We introduced the machine learning approach to estimate the TN of soil using NDVI and multispectral characteristics (R, NIR and G) of the images. We also consider the environmental factors such as air temperature and RH. The performance of MLP-R and SVR models were tested on a fixed configuration space for the hyper-parameters under various hyper-parameter optimization techniques at three different wavelengths (Table 4). For both MLP-R and SVR, the default HP configuration do not yield the lowest RMSE, this demonstrates the significance of utilizing HPO. From Table 4, the estimation error of predicting soil TN is lowest in GA compared to GS and RS for both MLP-R and SVR, where $$\mu$$ is the mean and $$\sigma$$ is the standard deviation.

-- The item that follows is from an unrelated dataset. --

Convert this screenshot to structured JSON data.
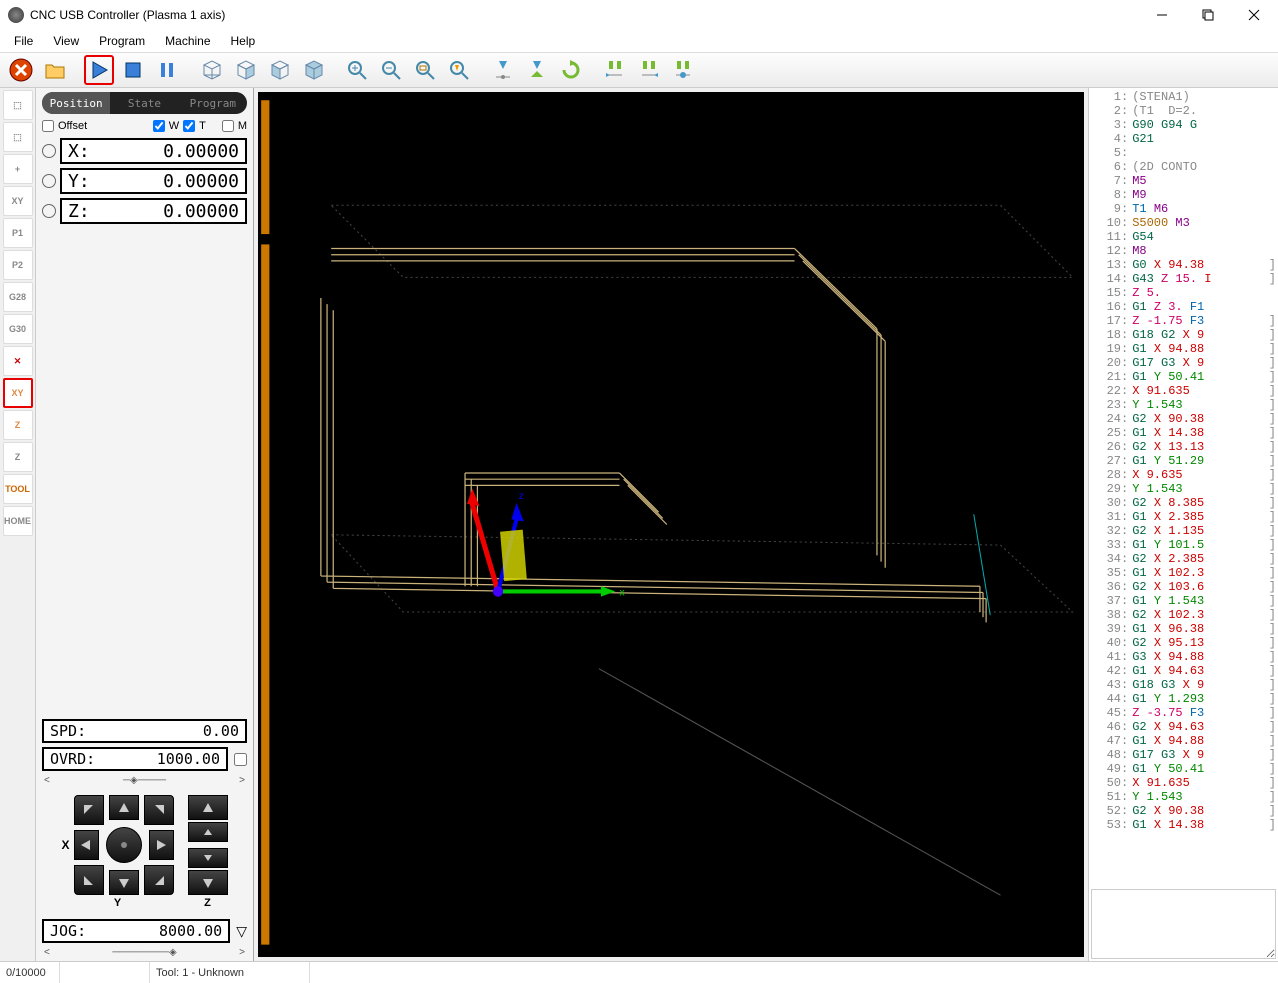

While training the models, we split our dataset into train and test for all three wavelengths individually, where we use 80% of the data for training and 20% for testing.

The UMS framework can be used to estimate the total nitrogen in soil. However, depending on the types of soil and crops, the model needs to be re-calibrated. More specifically, the actual TN of soil should be obtained from the subset of the samples to calibrate the N spectrum’s intensity after determining the N lines using LIBS. Furthermore, N lines that fall around the 500 nm region should be avoided in sea sand due to the interferences with Titanium (Ti) lines23.

## Conclusions

In this paper, we have demonstrated the ability of a UAV-based multispectral sensing solution to estimate soil total nitrogen. Specifically, we implemented two machine learning models multilayer perceptron regression and support vector regression to predict soil total nitrogen using a suite of data classes including UAV-based imaging data in red, near infrared, and green spectral bands, normalized difference vegetation indices (computed using the multispectral images), air temperature, and relative humidity. We performed hyperparameter optimization methods to tune the models for prediction performance. Overall, our numerical studies confirm that our machine learning-based predictive models can estimate total nitrogen of the soil with a root mean square percent error (RMSPE) of 10.8%.